Landlords have cried into their tankards many times over the years, bemoaning the impact on their businesses of everything from drink-drive laws, to price rises and, most recently, the smoking ban.
But this time I fear they may have real cause for alarm. I know we now think twice, then thrice, about going out to a pub, confining visits to special occasions when we can justify parting with £20 notes.
But I will weep into my wine glass if our wonderful pubs are all sold off to flash restaurateurs or for residential conversion.
What does that pub image conjure in your mind? My ideal has uneven tiled floors, non-corporate furnishings, a cosy open fire in winter, a pleasant beer garden for summer - and no screens or noisy machines.

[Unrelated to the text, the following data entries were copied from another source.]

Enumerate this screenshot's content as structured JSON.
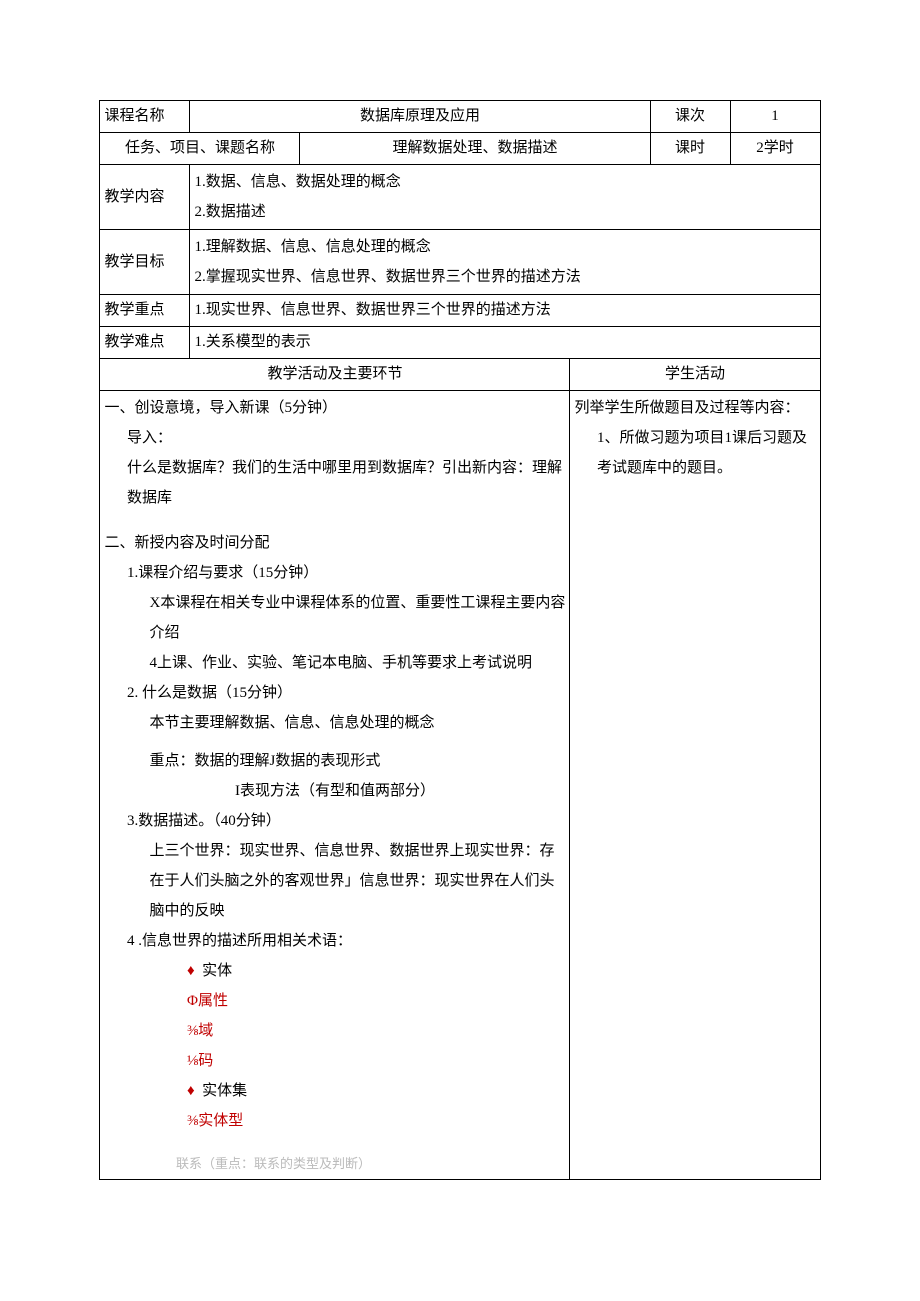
{
  "header": {
    "course_name_label": "课程名称",
    "course_name_value": "数据库原理及应用",
    "session_count_label": "课次",
    "session_count_value": "1",
    "task_label": "任务、项目、课题名称",
    "task_value": "理解数据处理、数据描述",
    "period_label": "课时",
    "period_value": "2学时"
  },
  "rows": {
    "content_label": "教学内容",
    "content_value_1": "1.数据、信息、数据处理的概念",
    "content_value_2": "2.数据描述",
    "goal_label": "教学目标",
    "goal_value_1": "1.理解数据、信息、信息处理的概念",
    "goal_value_2": "2.掌握现实世界、信息世界、数据世界三个世界的描述方法",
    "keypoint_label": "教学重点",
    "keypoint_value": "1.现实世界、信息世界、数据世界三个世界的描述方法",
    "difficulty_label": "教学难点",
    "difficulty_value": "1.关系模型的表示"
  },
  "columns": {
    "teaching_header": "教学活动及主要环节",
    "student_header": "学生活动"
  },
  "teaching": {
    "sec1_title": "一、创设意境，导入新课（5分钟）",
    "sec1_l1": "导入：",
    "sec1_l2": "什么是数据库？我们的生活中哪里用到数据库？引出新内容：理解数据库",
    "sec2_title": "二、新授内容及时间分配",
    "sec2_1_title": "1.课程介绍与要求（15分钟）",
    "sec2_1_l1": "X本课程在相关专业中课程体系的位置、重要性工课程主要内容介绍",
    "sec2_1_l2": "4上课、作业、实验、笔记本电脑、手机等要求上考试说明",
    "sec2_2_title": "2. 什么是数据（15分钟）",
    "sec2_2_l1": "本节主要理解数据、信息、信息处理的概念",
    "sec2_2_l2": "重点：数据的理解J数据的表现形式",
    "sec2_2_l3": "I表现方法（有型和值两部分）",
    "sec2_3_title": "3.数据描述。（40分钟）",
    "sec2_3_l1": "上三个世界：现实世界、信息世界、数据世界上现实世界：存在于人们头脑之外的客观世界」信息世界：现实世界在人们头脑中的反映",
    "sec2_4_title": "4 .信息世界的描述所用相关术语：",
    "b1": "实体",
    "b2": "Φ属性",
    "b3": "⅜域",
    "b4": "⅛码",
    "b5": "实体集",
    "b6": "⅜实体型",
    "cut": "联系（重点：联系的类型及判断）",
    "diamond": "♦"
  },
  "student": {
    "l1": "列举学生所做题目及过程等内容：",
    "l2": "1、所做习题为项目1课后习题及考试题库中的题目。"
  }
}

There is nothing quite like finding a good one when you're on a walk, holidaying, out with friends or trying to avoid motorway service-style operations on a long journey.

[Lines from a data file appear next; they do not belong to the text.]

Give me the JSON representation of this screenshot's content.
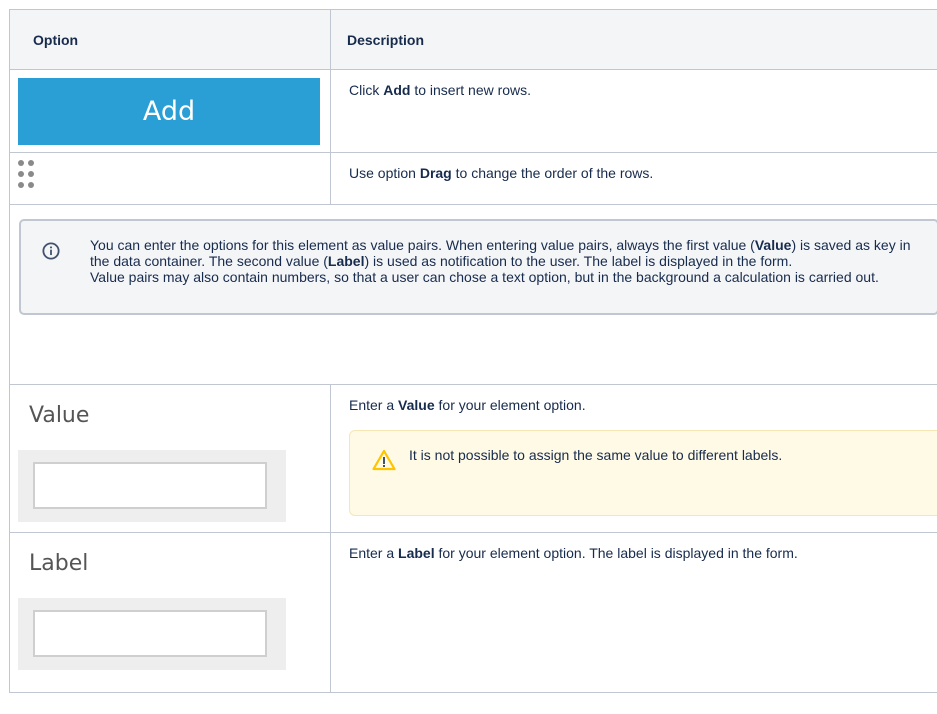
{
  "table": {
    "header": {
      "option": "Option",
      "description": "Description"
    },
    "rows": [
      {
        "button_label": "Add",
        "desc_pre": "Click ",
        "desc_bold": "Add",
        "desc_post": " to insert new rows."
      },
      {
        "icon": "drag-handle-icon",
        "desc_pre": "Use option ",
        "desc_bold": "Drag",
        "desc_post": " to change the order of the rows."
      }
    ],
    "info": {
      "icon": "info-icon",
      "t1": "You can enter the options for this element as value pairs. When entering value pairs, always the first value (",
      "b1": "Value",
      "t2": ") is saved as key in the data container. The second value (",
      "b2": "Label",
      "t3": ") is used as notification to the user. The label is displayed in the form.",
      "t4": "Value pairs may also contain numbers, so that a user can chose a text option, but in the background a calculation is carried out."
    },
    "value_row": {
      "field_label": "Value",
      "desc_pre": "Enter a ",
      "desc_bold": "Value",
      "desc_post": " for your element option.",
      "warning": {
        "icon": "warning-icon",
        "text": "It is not possible to assign the same value to different labels."
      }
    },
    "label_row": {
      "field_label": "Label",
      "desc_pre": "Enter a ",
      "desc_bold": "Label",
      "desc_post": " for your element option. The label is displayed in the form."
    }
  },
  "colors": {
    "add_button": "#2a9fd6",
    "header_bg": "#f4f5f7",
    "info_bg": "#f4f5f7",
    "warning_bg": "#fffae6",
    "warning_icon": "#ffc400"
  }
}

But say the words “Britain” and “drinking” nowadays and I'm afraid most of us imagine the vomit-spattered pavements of our towns and cities rather than a thatched country inn with colourful hanging baskets below its mullioned windows.
The cost of all this to our heritage, international reputation and health service is immeasurable.
One cynical consolation - it should actually save the country billions in 30 to 40 years' time; I don't think many people who drink to be sick every time they go out will be around to draw their old age pensions.